The most colorful African movie we’ve seen – well-acted, a high-quality production with a timely subject. Shame about the weak and obvious script. At least that was my position before reading Sarah-Tai Black’s Cinema Scope article, which basically says to shut up about the conventional structure and narrative, since it’s a groundbreaking film in other, important ways.
Kena (right) and Ziki should’ve known better than to hang out near these spies:
Kena’s dad is a shopkeeper who recently ditched Kena’s very religious mom to start a new family, and he’s in a political race against Ziki’s dad (Dennis Musyoka, a small role in Sense8). Kena starts ditching her would-be-boyfriend Blacksta and the daughter of the local gossip when she meets Ziki, and the two start growing closer until, inevitably, they get caught, beaten, arrested, preached-at and prayed-for, and permanently separated. I’m pretty sure Kena becomes a doctor at the end and Ziki moves away.
Kena hashes things out with Blacksta, but spies are everywhere:

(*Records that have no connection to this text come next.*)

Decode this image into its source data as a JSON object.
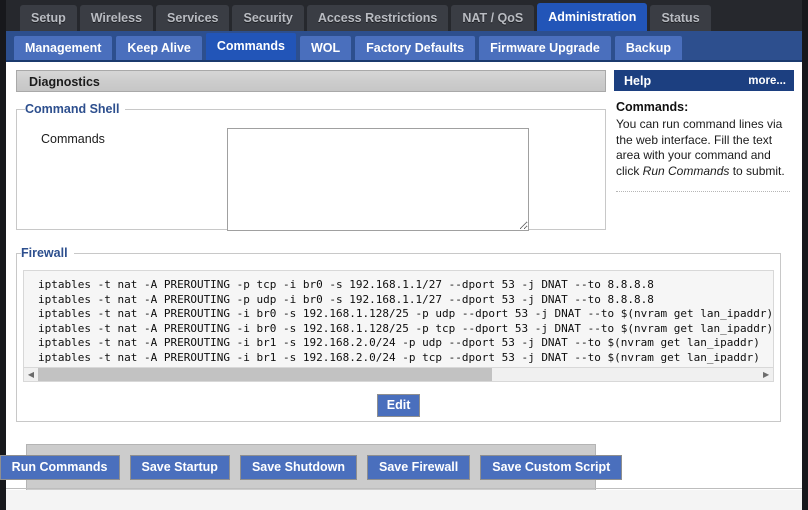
{
  "nav_top": {
    "items": [
      {
        "label": "Setup",
        "active": false
      },
      {
        "label": "Wireless",
        "active": false
      },
      {
        "label": "Services",
        "active": false
      },
      {
        "label": "Security",
        "active": false
      },
      {
        "label": "Access Restrictions",
        "active": false
      },
      {
        "label": "NAT / QoS",
        "active": false
      },
      {
        "label": "Administration",
        "active": true
      },
      {
        "label": "Status",
        "active": false
      }
    ]
  },
  "nav_sub": {
    "items": [
      {
        "label": "Management",
        "active": false
      },
      {
        "label": "Keep Alive",
        "active": false
      },
      {
        "label": "Commands",
        "active": true
      },
      {
        "label": "WOL",
        "active": false
      },
      {
        "label": "Factory Defaults",
        "active": false
      },
      {
        "label": "Firmware Upgrade",
        "active": false
      },
      {
        "label": "Backup",
        "active": false
      }
    ]
  },
  "section": {
    "title": "Diagnostics"
  },
  "command_shell": {
    "legend": "Command Shell",
    "field_label": "Commands",
    "textarea_value": "",
    "textarea_placeholder": ""
  },
  "firewall": {
    "legend": "Firewall",
    "lines": [
      "iptables -t nat -A PREROUTING -p tcp -i br0 -s 192.168.1.1/27 --dport 53 -j DNAT --to 8.8.8.8",
      "iptables -t nat -A PREROUTING -p udp -i br0 -s 192.168.1.1/27 --dport 53 -j DNAT --to 8.8.8.8",
      "iptables -t nat -A PREROUTING -i br0 -s 192.168.1.128/25 -p udp --dport 53 -j DNAT --to $(nvram get lan_ipaddr)",
      "iptables -t nat -A PREROUTING -i br0 -s 192.168.1.128/25 -p tcp --dport 53 -j DNAT --to $(nvram get lan_ipaddr)",
      "iptables -t nat -A PREROUTING -i br1 -s 192.168.2.0/24 -p udp --dport 53 -j DNAT --to $(nvram get lan_ipaddr)",
      "iptables -t nat -A PREROUTING -i br1 -s 192.168.2.0/24 -p tcp --dport 53 -j DNAT --to $(nvram get lan_ipaddr)"
    ],
    "edit_label": "Edit",
    "scroll_left_icon": "triangle-left-icon",
    "scroll_right_icon": "triangle-right-icon"
  },
  "action_buttons": [
    {
      "label": "Run Commands"
    },
    {
      "label": "Save Startup"
    },
    {
      "label": "Save Shutdown"
    },
    {
      "label": "Save Firewall"
    },
    {
      "label": "Save Custom Script"
    }
  ],
  "help": {
    "title": "Help",
    "more_label": "more...",
    "heading": "Commands:",
    "body_part1": "You can run command lines via the web interface. Fill the text area with your command and click ",
    "body_emphasis": "Run Commands",
    "body_part2": " to submit."
  },
  "colors": {
    "accent_blue": "#2255b8",
    "sub_nav_blue": "#2d4f8e",
    "tab_blue": "#4a6fbd",
    "dark_nav": "#26282d",
    "help_header": "#1c3f80",
    "section_gray": "#cccccc"
  }
}
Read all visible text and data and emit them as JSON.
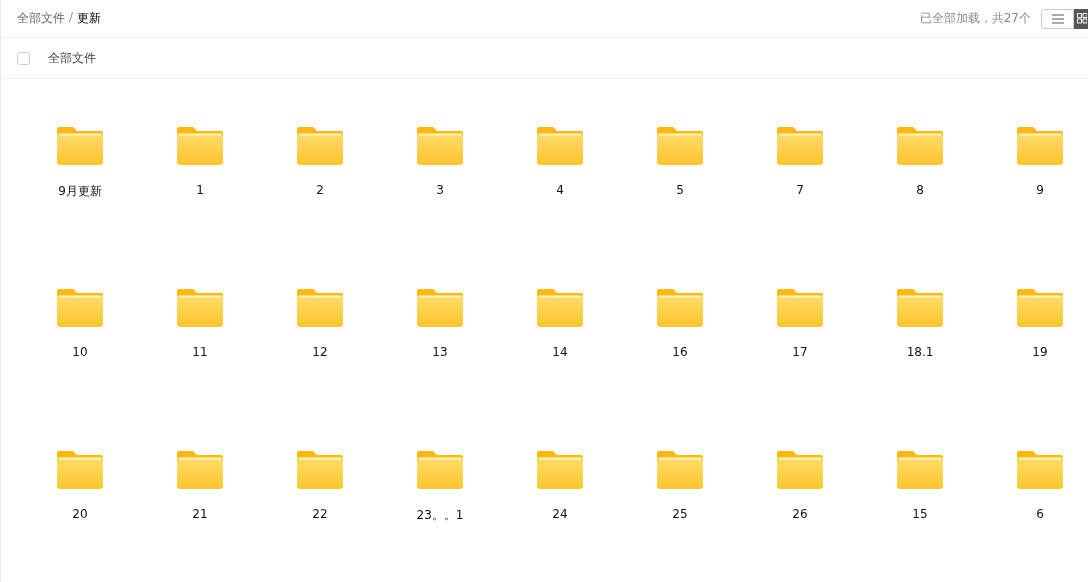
{
  "breadcrumb": {
    "parent": "全部文件",
    "separator": "/",
    "current": "更新"
  },
  "status": "已全部加载，共27个",
  "view_toggle": [
    {
      "kind": "list",
      "selected": false
    },
    {
      "kind": "grid",
      "selected": true
    }
  ],
  "select_all": {
    "label": "全部文件",
    "checked": false
  },
  "folders": [
    {
      "name": "9月更新"
    },
    {
      "name": "1"
    },
    {
      "name": "2"
    },
    {
      "name": "3"
    },
    {
      "name": "4"
    },
    {
      "name": "5"
    },
    {
      "name": "7"
    },
    {
      "name": "8"
    },
    {
      "name": "9"
    },
    {
      "name": "10"
    },
    {
      "name": "11"
    },
    {
      "name": "12"
    },
    {
      "name": "13"
    },
    {
      "name": "14"
    },
    {
      "name": "16"
    },
    {
      "name": "17"
    },
    {
      "name": "18.1"
    },
    {
      "name": "19"
    },
    {
      "name": "20"
    },
    {
      "name": "21"
    },
    {
      "name": "22"
    },
    {
      "name": "23。。1"
    },
    {
      "name": "24"
    },
    {
      "name": "25"
    },
    {
      "name": "26"
    },
    {
      "name": "15"
    },
    {
      "name": "6"
    }
  ]
}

Katy and I have also seen Kahiu’s awesome dystopian short and her feature drama about people connecting in the wake of Kenyan embassy bombings, and will be sitting tight waiting for the next one.